WHAT IS EXPECTED
Could you return all of the entries word for word, minus any pictures?

INPUT DATA
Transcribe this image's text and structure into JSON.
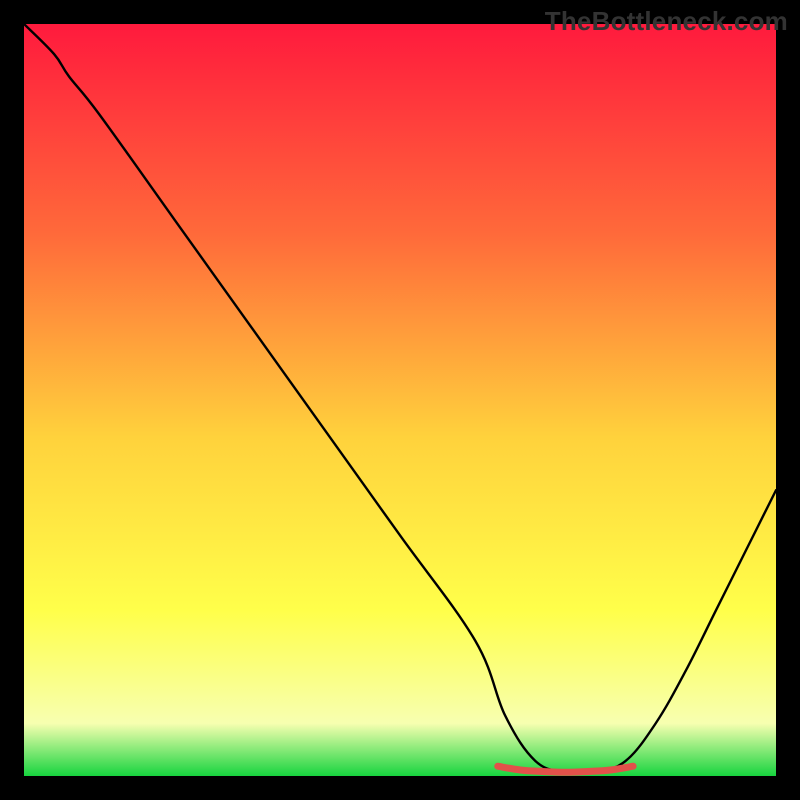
{
  "watermark": "TheBottleneck.com",
  "colors": {
    "frame": "#000000",
    "gradient_top": "#ff1a3d",
    "gradient_mid_upper": "#ff6a3a",
    "gradient_mid": "#ffd23c",
    "gradient_mid_lower": "#ffff4a",
    "gradient_lower": "#f7ffb0",
    "gradient_bottom": "#17d43f",
    "curve": "#000000",
    "highlight": "#e2514a"
  },
  "chart_data": {
    "type": "line",
    "title": "",
    "xlabel": "",
    "ylabel": "",
    "xlim": [
      0,
      100
    ],
    "ylim": [
      0,
      100
    ],
    "series": [
      {
        "name": "bottleneck-curve",
        "x": [
          0,
          4,
          6,
          10,
          20,
          30,
          40,
          50,
          60,
          64,
          68,
          72,
          76,
          80,
          84,
          88,
          92,
          96,
          100
        ],
        "values": [
          100,
          96,
          93,
          88,
          74,
          60,
          46,
          32,
          18,
          8,
          2,
          0.5,
          0.5,
          2,
          7,
          14,
          22,
          30,
          38
        ]
      },
      {
        "name": "optimal-range-highlight",
        "x": [
          63,
          66,
          69,
          72,
          75,
          78,
          81
        ],
        "values": [
          1.3,
          0.8,
          0.6,
          0.5,
          0.6,
          0.8,
          1.3
        ]
      }
    ],
    "annotations": []
  }
}
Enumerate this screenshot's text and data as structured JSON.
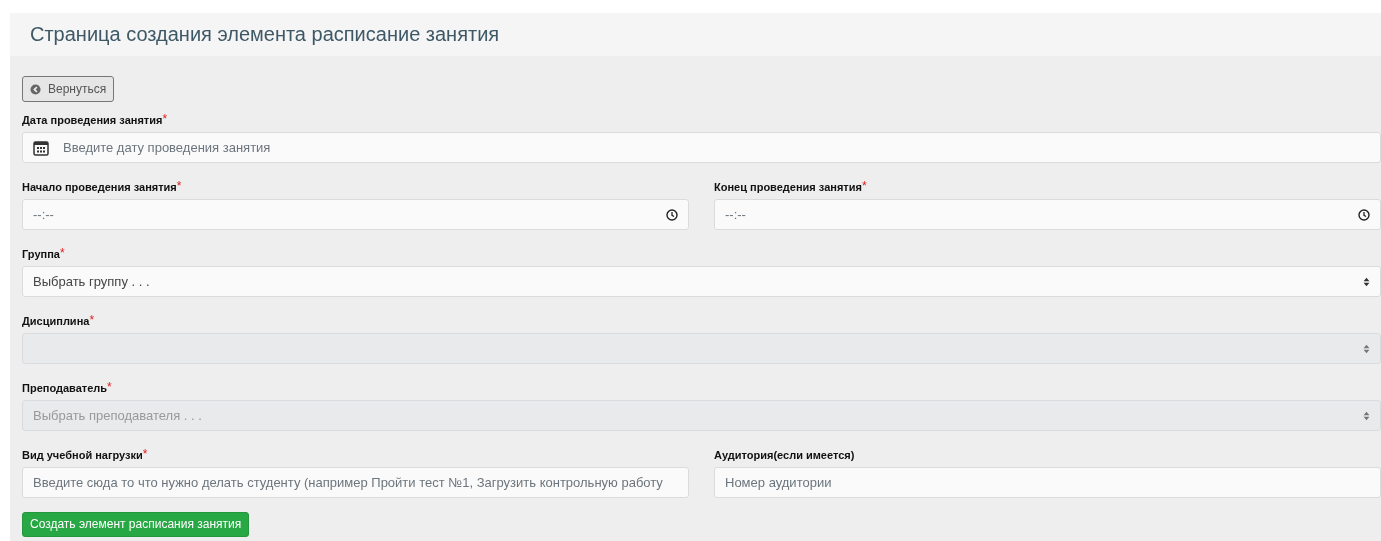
{
  "header": {
    "title": "Страница создания элемента расписание занятия"
  },
  "back_button": {
    "label": "Вернуться"
  },
  "rows": [
    [
      {
        "kind": "date",
        "label": "Дата проведения занятия",
        "required_mark": "*",
        "placeholder": "Введите дату проведения занятия",
        "disabled": false
      }
    ],
    [
      {
        "kind": "time",
        "label": "Начало проведения занятия",
        "required_mark": "*",
        "placeholder": "--:--",
        "disabled": false
      },
      {
        "kind": "time",
        "label": "Конец проведения занятия",
        "required_mark": "*",
        "placeholder": "--:--",
        "disabled": false
      }
    ],
    [
      {
        "kind": "select",
        "label": "Группа",
        "required_mark": "*",
        "placeholder": "Выбрать группу . . .",
        "disabled": false
      }
    ],
    [
      {
        "kind": "select",
        "label": "Дисциплина",
        "required_mark": "*",
        "disabled": true
      }
    ],
    [
      {
        "kind": "select",
        "label": "Преподаватель",
        "required_mark": "*",
        "placeholder": "Выбрать преподавателя . . .",
        "disabled": true
      }
    ],
    [
      {
        "kind": "text",
        "label": "Вид учебной нагрузки",
        "required_mark": "*",
        "placeholder": "Введите сюда то что нужно делать студенту (например Пройти тест №1, Загрузить контрольную работу",
        "disabled": false
      },
      {
        "kind": "text",
        "label": "Аудитория(если имеется)",
        "placeholder": "Номер аудитории",
        "disabled": false
      }
    ]
  ],
  "submit_button": {
    "label": "Создать элемент расписания занятия"
  }
}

TASK SOLUTION
Transcribe this image's text and structure into JSON.
{
  "watermark": "TheBottleneck.com",
  "colors": {
    "frame": "#000000",
    "gradient_top": "#ff1a3d",
    "gradient_mid_upper": "#ff6a3a",
    "gradient_mid": "#ffd23c",
    "gradient_mid_lower": "#ffff4a",
    "gradient_lower": "#f7ffb0",
    "gradient_bottom": "#17d43f",
    "curve": "#000000",
    "highlight": "#e2514a"
  },
  "chart_data": {
    "type": "line",
    "title": "",
    "xlabel": "",
    "ylabel": "",
    "xlim": [
      0,
      100
    ],
    "ylim": [
      0,
      100
    ],
    "series": [
      {
        "name": "bottleneck-curve",
        "x": [
          0,
          4,
          6,
          10,
          20,
          30,
          40,
          50,
          60,
          64,
          68,
          72,
          76,
          80,
          84,
          88,
          92,
          96,
          100
        ],
        "values": [
          100,
          96,
          93,
          88,
          74,
          60,
          46,
          32,
          18,
          8,
          2,
          0.5,
          0.5,
          2,
          7,
          14,
          22,
          30,
          38
        ]
      },
      {
        "name": "optimal-range-highlight",
        "x": [
          63,
          66,
          69,
          72,
          75,
          78,
          81
        ],
        "values": [
          1.3,
          0.8,
          0.6,
          0.5,
          0.6,
          0.8,
          1.3
        ]
      }
    ],
    "annotations": []
  }
}
Enumerate this screenshot's text and data as structured JSON.
{
  "header": {
    "title": "Страница создания элемента расписание занятия"
  },
  "back_button": {
    "label": "Вернуться"
  },
  "rows": [
    [
      {
        "kind": "date",
        "label": "Дата проведения занятия",
        "required_mark": "*",
        "placeholder": "Введите дату проведения занятия",
        "disabled": false
      }
    ],
    [
      {
        "kind": "time",
        "label": "Начало проведения занятия",
        "required_mark": "*",
        "placeholder": "--:--",
        "disabled": false
      },
      {
        "kind": "time",
        "label": "Конец проведения занятия",
        "required_mark": "*",
        "placeholder": "--:--",
        "disabled": false
      }
    ],
    [
      {
        "kind": "select",
        "label": "Группа",
        "required_mark": "*",
        "placeholder": "Выбрать группу . . .",
        "disabled": false
      }
    ],
    [
      {
        "kind": "select",
        "label": "Дисциплина",
        "required_mark": "*",
        "disabled": true
      }
    ],
    [
      {
        "kind": "select",
        "label": "Преподаватель",
        "required_mark": "*",
        "placeholder": "Выбрать преподавателя . . .",
        "disabled": true
      }
    ],
    [
      {
        "kind": "text",
        "label": "Вид учебной нагрузки",
        "required_mark": "*",
        "placeholder": "Введите сюда то что нужно делать студенту (например Пройти тест №1, Загрузить контрольную работу",
        "disabled": false
      },
      {
        "kind": "text",
        "label": "Аудитория(если имеется)",
        "placeholder": "Номер аудитории",
        "disabled": false
      }
    ]
  ],
  "submit_button": {
    "label": "Создать элемент расписания занятия"
  }
}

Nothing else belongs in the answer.